US Federal Government Failed To Inspect Higher-Risk Oil Wells

Source: The Associated Press | 12 May 2014

The US government has failed to inspect thousands of oil and gas wells it considers potentially high risks for water contamination and other environmental damage, congressional investigators say.

The report, obtained by The Associated Press before its public release, highlights substantial gaps in oversight by the agency that manages oil and gas development on federal and Indian lands.

Investigators said weak control by the Interior Department’s Bureau of Land Management (BLM) resulted from policies based on outdated science and from incomplete monitoring data.

The findings from the Government Accountability Office come amid an energy boom in the country and the increasing use of hydraulic fracturing.

The audit also said the BLM did not coordinate effectively with state regulators in New Mexico, North Dakota, Oklahoma and Utah.

API Outlines Fire Risks to Oil, Gas Drillers

Source: UPI | 25 April 2014

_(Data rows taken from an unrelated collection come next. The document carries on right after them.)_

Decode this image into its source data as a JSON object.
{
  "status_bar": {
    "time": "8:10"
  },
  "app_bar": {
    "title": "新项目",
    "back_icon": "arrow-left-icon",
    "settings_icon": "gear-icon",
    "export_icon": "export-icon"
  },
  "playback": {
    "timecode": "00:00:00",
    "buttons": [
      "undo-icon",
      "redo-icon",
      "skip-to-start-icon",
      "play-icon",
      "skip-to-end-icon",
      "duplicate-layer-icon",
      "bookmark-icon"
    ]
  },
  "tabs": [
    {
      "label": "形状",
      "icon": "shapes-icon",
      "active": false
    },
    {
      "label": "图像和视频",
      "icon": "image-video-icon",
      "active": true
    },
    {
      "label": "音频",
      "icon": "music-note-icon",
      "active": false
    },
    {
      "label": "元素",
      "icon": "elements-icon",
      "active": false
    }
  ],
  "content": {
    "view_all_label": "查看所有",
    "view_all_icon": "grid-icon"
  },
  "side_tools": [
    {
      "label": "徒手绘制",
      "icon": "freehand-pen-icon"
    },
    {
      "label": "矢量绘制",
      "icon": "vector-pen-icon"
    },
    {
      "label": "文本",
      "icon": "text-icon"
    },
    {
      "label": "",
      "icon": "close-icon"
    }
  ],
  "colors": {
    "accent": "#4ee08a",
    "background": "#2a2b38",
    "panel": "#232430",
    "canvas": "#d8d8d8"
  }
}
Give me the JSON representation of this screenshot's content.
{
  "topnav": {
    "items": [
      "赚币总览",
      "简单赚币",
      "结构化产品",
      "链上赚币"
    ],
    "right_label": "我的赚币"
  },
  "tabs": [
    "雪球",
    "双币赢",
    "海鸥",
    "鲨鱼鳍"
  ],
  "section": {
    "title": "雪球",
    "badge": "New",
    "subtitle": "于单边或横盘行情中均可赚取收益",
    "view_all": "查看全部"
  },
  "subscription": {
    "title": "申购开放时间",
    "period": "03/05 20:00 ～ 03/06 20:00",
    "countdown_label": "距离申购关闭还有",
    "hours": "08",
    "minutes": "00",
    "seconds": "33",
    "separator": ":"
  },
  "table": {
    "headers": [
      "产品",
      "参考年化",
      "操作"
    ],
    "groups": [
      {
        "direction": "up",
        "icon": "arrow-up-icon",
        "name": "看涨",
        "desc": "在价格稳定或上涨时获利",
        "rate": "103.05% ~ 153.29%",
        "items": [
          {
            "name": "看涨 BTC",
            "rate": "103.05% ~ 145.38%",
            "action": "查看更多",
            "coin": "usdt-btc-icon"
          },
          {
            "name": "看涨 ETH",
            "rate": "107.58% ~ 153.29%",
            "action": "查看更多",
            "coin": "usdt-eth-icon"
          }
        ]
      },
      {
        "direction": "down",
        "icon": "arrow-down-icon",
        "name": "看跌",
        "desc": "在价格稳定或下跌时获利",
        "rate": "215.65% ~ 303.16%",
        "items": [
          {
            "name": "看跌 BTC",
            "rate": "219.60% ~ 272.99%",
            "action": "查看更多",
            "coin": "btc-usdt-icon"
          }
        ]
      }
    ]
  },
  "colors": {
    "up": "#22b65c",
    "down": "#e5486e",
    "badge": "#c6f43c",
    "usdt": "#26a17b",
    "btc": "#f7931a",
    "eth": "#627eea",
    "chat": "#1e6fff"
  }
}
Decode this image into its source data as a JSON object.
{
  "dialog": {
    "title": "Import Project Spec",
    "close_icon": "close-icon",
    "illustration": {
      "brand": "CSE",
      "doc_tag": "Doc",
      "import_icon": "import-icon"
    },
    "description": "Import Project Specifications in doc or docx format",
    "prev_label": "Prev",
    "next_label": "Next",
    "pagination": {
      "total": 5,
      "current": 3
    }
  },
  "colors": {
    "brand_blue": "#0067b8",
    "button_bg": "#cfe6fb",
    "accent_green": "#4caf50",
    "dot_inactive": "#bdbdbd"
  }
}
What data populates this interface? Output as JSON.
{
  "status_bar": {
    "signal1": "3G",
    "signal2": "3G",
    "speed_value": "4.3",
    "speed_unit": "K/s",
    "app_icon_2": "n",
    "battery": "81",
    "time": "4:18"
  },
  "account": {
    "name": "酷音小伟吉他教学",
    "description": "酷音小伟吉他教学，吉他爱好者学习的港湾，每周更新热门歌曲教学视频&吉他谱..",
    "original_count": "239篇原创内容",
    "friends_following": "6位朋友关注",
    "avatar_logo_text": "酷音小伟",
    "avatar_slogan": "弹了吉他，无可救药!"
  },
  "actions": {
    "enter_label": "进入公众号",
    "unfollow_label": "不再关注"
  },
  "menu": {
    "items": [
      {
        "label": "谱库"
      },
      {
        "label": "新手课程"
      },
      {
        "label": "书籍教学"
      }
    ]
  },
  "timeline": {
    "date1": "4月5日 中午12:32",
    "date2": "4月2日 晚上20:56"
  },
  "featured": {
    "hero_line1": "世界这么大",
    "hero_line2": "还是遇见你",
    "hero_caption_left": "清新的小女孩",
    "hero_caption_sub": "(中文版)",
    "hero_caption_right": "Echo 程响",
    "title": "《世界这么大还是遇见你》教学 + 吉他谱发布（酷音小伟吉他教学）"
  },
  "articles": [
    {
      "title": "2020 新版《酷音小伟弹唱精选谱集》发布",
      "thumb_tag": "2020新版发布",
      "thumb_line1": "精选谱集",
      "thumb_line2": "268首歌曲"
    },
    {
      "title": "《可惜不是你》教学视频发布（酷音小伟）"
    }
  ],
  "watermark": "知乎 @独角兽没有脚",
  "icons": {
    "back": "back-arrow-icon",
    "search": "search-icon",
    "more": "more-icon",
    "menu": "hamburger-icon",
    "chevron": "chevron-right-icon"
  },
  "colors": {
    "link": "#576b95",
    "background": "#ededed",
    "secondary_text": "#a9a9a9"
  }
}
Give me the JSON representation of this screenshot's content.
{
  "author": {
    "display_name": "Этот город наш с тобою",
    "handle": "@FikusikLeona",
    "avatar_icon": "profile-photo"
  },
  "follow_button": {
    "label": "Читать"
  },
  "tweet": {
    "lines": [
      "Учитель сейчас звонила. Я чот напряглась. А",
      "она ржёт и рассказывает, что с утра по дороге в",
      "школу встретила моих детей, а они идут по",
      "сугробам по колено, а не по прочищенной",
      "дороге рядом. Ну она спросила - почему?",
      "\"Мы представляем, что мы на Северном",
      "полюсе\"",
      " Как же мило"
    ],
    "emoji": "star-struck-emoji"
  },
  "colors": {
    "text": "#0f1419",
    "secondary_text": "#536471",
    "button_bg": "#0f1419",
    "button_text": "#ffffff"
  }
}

The American Petroleum Institute (API) announced it published new industry guidelines to help identify fire risks associated with oil and natural gas development.

API published Recommended Practice 99, which identifies and highlights ways to reduce the risks associated with flash fires during the exploration and production phase of US oil and natural gas development.

API Standards Director David Miller said the recommended practice will help companies and operators identify and reduce the risks of accidents before they happen.

“Industry standards developed by API help our industry achieve its daily commitment to operate safely and responsibly,” he said in a statement on 23 April.

The US Occupational Safety and Health Administration (OSHA) said the potential for flash fires increases when operators reach zones containing oil or natural gas. OSHA said that, if the pressure from underground is not contained, there is a “high potential” for fires because of the presence of ignition sources in and around the drilling platform.

Blast at US LNG Site Casts Spotlight on Natural Gas Safety

Source: Reuters | 9 April 2014

An unexplained blast on 31 March at a liquefied natural gas (LNG) facility in rural Washington state, which injured workers, forced an evacuation, and raised alarm about a potentially large second explosion, could focus attention on the risk of storing massive gas supplies near population centers.

The incident at Williams’s massive gas storage site is a rare safety-record blemish among the dozens of US LNG plants and storage sites, including towering tanks in packed neighborhoods of New York City and near Boston.

Energy industry experts and opponents of new LNG plants alike said it may spur debate about safe handling of gas for cities increasingly reliant on the clean-burning fuel. At least a dozen new US LNG export facilities are seeking government approval, and some have faced opposition on safety grounds.

Regulators Confront Industry Skepticism on New Safety Hotline

Source: FuelFix | 2 April 2014

Federal regulators are pleading with the oil industry to ‘fess up when they dodge big accidents on offshore production platforms, rigs, and drillships.

The pitch—set to be delivered in meetings with industry leaders later this month—comes nearly 8 months after the Bureau of Safety and Environmental Enforcement first pledged to create a system for tracking near-miss incidents that could be a harbinger of bigger safety problems in offshore oil and gas development.

Bureau officials say the confidential program, being developed with the Bureau of Transportation Statistics, is critical to learning more about close calls offshore and averting future accidents. But because it’s a voluntary program, industry buy-in is essential to making it work.

“The voluntary, confidential near-miss reporting system has the potential to help prevent catastrophic incidents that endanger lives and the environment,” said safety bureau Director Brian Salerno in a statement. “However, the tool is only as good as the information provided.”